=== EXERCISE REQUIREMENTS ===
Collect every line in the records below that contains the word "JSON".

=== DATA SUPPLIED ===
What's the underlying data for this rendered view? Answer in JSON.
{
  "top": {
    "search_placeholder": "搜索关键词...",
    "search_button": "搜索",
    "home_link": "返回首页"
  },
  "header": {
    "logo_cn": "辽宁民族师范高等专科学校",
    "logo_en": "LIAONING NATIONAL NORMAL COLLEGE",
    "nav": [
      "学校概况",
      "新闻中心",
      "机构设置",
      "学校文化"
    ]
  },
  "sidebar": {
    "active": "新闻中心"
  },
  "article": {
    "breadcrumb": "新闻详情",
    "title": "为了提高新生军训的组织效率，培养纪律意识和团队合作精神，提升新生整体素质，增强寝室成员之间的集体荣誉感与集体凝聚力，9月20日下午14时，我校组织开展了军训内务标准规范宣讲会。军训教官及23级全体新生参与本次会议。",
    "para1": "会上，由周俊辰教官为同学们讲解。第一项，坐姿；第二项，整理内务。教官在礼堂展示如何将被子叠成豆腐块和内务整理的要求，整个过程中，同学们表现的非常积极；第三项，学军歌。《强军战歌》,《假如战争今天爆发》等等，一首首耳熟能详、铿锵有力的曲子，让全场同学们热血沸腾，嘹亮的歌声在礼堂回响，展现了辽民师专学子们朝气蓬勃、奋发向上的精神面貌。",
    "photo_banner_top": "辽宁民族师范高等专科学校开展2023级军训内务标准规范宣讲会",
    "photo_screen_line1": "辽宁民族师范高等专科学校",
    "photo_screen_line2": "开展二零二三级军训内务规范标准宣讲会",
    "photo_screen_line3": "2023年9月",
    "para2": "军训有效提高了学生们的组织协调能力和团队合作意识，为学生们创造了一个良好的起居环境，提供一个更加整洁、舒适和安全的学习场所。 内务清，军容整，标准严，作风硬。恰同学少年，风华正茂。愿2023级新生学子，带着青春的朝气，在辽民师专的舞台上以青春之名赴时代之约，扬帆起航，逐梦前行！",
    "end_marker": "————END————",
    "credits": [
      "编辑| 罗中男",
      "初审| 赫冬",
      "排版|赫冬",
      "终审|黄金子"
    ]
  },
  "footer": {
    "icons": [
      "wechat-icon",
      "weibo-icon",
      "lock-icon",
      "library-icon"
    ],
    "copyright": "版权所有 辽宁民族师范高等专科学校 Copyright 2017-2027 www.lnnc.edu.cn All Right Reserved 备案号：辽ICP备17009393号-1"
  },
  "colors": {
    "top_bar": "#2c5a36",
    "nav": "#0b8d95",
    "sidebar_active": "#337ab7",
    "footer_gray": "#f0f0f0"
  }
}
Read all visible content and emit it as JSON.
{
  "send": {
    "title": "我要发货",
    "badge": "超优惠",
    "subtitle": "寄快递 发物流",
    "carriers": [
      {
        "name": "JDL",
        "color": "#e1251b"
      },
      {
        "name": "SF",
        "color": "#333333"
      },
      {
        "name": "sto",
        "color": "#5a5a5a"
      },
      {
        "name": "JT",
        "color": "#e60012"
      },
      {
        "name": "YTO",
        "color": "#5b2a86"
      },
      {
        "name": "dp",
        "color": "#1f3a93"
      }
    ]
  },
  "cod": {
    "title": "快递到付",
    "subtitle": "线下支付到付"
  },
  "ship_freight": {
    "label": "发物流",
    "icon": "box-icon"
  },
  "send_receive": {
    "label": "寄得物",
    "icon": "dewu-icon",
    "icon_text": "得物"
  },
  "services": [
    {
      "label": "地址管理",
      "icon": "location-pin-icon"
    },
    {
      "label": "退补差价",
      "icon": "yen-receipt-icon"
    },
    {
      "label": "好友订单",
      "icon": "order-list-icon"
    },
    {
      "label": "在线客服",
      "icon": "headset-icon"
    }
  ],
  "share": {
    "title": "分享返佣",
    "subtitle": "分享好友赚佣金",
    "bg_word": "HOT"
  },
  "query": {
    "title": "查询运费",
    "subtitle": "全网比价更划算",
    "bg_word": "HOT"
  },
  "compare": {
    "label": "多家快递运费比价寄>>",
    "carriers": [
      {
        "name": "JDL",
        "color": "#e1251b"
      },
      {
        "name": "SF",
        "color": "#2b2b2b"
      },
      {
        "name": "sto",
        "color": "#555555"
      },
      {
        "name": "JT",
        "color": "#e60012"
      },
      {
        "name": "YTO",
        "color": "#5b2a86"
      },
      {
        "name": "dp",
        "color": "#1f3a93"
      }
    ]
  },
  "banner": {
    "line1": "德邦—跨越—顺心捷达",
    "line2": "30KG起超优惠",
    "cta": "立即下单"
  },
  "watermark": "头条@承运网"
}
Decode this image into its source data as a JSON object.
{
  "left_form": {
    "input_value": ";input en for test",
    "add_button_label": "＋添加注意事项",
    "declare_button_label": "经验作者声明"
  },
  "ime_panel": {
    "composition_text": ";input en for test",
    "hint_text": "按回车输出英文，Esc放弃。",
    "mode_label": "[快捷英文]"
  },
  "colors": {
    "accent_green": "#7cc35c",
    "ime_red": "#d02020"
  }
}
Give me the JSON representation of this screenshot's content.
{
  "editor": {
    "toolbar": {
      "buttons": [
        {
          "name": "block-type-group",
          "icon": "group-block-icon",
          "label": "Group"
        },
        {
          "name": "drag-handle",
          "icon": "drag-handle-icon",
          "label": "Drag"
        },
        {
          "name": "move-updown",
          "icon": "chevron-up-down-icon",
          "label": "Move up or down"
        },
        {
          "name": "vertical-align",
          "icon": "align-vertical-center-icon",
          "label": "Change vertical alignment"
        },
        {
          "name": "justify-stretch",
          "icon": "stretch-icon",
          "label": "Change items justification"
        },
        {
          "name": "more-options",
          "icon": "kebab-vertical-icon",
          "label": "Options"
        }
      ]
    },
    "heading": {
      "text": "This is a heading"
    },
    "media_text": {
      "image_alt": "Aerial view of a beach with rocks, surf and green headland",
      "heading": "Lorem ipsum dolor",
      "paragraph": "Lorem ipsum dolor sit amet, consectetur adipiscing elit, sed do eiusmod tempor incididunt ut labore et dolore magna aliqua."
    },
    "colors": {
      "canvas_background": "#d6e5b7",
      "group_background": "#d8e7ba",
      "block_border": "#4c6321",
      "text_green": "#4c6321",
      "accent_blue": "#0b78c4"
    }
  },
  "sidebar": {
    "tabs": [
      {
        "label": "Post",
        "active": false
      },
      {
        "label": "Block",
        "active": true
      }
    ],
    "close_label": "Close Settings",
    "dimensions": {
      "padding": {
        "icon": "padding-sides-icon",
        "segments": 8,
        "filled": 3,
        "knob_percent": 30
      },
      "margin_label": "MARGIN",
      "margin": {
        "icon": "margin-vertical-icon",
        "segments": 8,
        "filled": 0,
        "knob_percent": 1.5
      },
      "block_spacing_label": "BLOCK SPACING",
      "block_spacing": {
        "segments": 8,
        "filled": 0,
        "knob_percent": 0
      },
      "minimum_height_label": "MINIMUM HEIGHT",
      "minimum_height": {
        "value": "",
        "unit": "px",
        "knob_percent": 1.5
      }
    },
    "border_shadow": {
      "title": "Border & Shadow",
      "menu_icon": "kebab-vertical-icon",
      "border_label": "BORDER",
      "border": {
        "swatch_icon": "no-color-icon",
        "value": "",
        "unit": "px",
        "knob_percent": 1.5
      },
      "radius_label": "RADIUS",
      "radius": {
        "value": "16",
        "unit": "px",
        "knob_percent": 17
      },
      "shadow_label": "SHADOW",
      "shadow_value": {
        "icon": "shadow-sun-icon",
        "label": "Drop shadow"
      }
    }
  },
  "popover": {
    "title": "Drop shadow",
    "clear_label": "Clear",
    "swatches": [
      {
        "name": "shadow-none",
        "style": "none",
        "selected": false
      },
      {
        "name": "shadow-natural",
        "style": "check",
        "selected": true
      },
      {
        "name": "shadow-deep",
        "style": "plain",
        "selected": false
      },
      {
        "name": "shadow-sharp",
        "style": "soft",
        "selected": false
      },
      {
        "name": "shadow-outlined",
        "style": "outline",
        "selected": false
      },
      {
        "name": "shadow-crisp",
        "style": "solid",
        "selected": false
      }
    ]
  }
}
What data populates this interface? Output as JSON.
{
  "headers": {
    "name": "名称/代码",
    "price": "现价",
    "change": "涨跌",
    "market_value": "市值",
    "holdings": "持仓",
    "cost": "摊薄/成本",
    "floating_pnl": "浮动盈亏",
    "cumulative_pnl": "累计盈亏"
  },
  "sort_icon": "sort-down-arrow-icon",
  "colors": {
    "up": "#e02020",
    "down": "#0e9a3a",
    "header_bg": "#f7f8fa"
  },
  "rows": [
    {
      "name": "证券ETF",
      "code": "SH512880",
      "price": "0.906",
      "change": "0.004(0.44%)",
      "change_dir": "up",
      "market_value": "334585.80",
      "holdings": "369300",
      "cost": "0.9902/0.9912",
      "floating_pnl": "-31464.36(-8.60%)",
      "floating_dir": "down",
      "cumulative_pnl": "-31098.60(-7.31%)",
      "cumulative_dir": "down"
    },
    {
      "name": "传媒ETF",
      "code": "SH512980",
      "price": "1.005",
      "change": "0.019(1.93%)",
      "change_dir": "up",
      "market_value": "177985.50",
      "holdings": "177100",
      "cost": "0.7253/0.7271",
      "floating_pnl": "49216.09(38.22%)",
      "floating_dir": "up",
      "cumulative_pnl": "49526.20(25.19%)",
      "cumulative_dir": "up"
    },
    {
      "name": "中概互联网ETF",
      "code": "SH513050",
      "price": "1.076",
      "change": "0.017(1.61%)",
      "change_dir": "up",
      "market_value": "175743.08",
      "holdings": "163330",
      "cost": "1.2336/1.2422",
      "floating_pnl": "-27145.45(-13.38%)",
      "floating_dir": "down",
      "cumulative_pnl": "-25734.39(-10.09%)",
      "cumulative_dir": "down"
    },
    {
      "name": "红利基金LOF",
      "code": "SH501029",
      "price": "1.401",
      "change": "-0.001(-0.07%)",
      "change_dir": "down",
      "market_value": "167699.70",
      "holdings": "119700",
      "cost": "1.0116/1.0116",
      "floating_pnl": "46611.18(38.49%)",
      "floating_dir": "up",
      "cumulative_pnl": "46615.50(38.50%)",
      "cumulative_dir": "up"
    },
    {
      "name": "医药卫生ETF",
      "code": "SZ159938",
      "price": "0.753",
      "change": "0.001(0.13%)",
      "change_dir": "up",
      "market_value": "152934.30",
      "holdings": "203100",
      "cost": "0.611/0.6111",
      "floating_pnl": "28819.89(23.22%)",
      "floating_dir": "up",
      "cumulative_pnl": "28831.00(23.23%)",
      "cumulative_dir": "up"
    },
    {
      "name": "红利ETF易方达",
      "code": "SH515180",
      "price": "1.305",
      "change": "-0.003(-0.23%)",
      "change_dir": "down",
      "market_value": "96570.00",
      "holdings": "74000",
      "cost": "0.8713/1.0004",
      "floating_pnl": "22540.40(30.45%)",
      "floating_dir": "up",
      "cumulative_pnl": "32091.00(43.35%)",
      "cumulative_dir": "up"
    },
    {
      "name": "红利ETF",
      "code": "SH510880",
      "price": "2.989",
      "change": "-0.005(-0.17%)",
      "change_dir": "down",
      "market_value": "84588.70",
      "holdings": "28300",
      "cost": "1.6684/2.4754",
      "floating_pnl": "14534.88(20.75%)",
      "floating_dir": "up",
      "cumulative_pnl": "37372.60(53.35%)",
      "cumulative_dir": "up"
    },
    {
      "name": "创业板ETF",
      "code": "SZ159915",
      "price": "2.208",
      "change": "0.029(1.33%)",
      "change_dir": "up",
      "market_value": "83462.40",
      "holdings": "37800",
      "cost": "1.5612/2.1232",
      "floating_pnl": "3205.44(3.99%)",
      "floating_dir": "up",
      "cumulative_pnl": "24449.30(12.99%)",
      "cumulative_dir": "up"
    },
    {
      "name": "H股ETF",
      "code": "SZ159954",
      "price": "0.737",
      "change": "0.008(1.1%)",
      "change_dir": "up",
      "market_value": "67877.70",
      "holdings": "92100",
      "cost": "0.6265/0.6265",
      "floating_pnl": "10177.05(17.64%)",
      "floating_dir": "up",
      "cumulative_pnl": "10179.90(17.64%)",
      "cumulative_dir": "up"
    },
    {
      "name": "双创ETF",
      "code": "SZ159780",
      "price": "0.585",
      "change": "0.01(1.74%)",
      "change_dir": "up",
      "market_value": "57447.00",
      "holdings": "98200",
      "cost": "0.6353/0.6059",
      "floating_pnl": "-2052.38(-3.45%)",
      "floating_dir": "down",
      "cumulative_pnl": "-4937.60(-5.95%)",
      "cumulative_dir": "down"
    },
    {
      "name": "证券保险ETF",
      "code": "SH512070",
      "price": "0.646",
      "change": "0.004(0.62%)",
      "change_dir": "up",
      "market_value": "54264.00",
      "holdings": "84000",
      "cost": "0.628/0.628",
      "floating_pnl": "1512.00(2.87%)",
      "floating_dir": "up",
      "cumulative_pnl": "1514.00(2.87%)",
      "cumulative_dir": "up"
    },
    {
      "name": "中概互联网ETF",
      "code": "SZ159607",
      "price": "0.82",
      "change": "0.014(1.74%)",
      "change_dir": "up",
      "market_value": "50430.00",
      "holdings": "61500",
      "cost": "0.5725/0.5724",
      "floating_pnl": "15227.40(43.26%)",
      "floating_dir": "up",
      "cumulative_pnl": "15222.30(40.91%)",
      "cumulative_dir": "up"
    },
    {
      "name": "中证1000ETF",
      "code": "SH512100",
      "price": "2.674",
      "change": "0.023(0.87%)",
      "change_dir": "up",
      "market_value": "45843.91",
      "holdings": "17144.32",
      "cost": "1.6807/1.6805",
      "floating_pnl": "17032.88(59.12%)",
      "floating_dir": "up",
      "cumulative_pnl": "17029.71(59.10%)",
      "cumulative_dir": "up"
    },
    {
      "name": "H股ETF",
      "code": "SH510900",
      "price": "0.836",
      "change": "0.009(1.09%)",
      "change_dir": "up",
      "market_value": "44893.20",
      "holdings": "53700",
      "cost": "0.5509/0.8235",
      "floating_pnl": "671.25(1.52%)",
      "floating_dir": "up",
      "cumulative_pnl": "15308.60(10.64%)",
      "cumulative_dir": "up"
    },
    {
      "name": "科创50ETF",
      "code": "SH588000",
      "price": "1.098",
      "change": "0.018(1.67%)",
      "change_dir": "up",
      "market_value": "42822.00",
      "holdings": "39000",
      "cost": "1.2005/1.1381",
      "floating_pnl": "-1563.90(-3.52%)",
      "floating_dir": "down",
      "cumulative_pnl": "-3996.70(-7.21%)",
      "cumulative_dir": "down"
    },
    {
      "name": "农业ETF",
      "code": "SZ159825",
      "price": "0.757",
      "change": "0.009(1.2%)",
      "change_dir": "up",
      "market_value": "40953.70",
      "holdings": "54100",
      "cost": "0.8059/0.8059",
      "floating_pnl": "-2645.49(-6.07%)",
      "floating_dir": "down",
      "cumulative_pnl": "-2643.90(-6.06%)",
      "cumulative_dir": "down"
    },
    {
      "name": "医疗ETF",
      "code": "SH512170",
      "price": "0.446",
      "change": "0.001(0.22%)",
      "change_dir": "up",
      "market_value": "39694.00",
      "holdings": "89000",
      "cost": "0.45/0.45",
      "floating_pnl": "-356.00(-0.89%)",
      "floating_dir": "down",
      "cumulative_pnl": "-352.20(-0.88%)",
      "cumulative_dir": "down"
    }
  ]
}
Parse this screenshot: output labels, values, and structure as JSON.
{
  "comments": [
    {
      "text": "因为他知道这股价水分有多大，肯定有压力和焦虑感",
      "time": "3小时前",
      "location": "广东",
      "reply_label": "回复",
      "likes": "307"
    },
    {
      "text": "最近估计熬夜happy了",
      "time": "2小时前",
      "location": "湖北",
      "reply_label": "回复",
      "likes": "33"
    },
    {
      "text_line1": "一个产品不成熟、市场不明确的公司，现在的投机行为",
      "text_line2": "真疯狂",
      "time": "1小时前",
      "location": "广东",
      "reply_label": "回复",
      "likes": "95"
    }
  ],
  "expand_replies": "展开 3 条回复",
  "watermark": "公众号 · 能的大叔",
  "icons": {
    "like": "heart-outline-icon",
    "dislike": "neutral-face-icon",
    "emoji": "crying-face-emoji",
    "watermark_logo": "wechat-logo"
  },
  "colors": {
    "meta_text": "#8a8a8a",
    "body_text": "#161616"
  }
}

=== FINISHED TASK ===
What's the underlying data for this rendered view? Answer in JSON.
Read all visible content and emit it as JSON.
Decode this image into its source data as a JSON object.
Give me the JSON representation of this screenshot's content.
What data populates this interface? Output as JSON.
Parse this screenshot: output labels, values, and structure as JSON.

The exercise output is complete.